[Exercise description]
Output each record exactly, with nothing omitted.

Collected data
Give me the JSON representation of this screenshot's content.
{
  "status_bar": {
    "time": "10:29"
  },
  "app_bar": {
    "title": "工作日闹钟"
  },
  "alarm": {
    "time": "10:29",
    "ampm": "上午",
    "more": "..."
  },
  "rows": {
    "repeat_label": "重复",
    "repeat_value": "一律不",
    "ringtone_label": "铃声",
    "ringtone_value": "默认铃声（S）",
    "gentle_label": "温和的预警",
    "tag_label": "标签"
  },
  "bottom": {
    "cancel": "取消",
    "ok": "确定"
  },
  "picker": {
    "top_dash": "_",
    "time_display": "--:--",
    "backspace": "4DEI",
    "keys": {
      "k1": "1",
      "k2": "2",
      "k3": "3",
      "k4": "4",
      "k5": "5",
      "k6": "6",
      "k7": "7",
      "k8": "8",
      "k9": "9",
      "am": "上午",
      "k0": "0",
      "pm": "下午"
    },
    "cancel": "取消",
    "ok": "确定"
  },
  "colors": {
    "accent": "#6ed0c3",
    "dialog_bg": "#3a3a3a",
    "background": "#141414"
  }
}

[Written solution]
Give me the JSON representation of this screenshot's content.
{
  "status_bar": {
    "time": "10:29"
  },
  "app_bar": {
    "title": "工作日闹钟"
  },
  "alarm": {
    "time": "10:29",
    "ampm": "上午",
    "more": "..."
  },
  "rows": {
    "repeat_label": "重复",
    "repeat_value": "一律不",
    "ringtone_label": "铃声",
    "ringtone_value": "默认铃声（S）",
    "gentle_label": "温和的预警",
    "tag_label": "标签"
  },
  "bottom": {
    "cancel": "取消",
    "ok": "确定"
  },
  "picker": {
    "top_dash": "_",
    "time_display": "--:--",
    "backspace": "4DEI",
    "keys": {
      "k1": "1",
      "k2": "2",
      "k3": "3",
      "k4": "4",
      "k5": "5",
      "k6": "6",
      "k7": "7",
      "k8": "8",
      "k9": "9",
      "am": "上午",
      "k0": "0",
      "pm": "下午"
    },
    "cancel": "取消",
    "ok": "确定"
  },
  "colors": {
    "accent": "#6ed0c3",
    "dialog_bg": "#3a3a3a",
    "background": "#141414"
  }
}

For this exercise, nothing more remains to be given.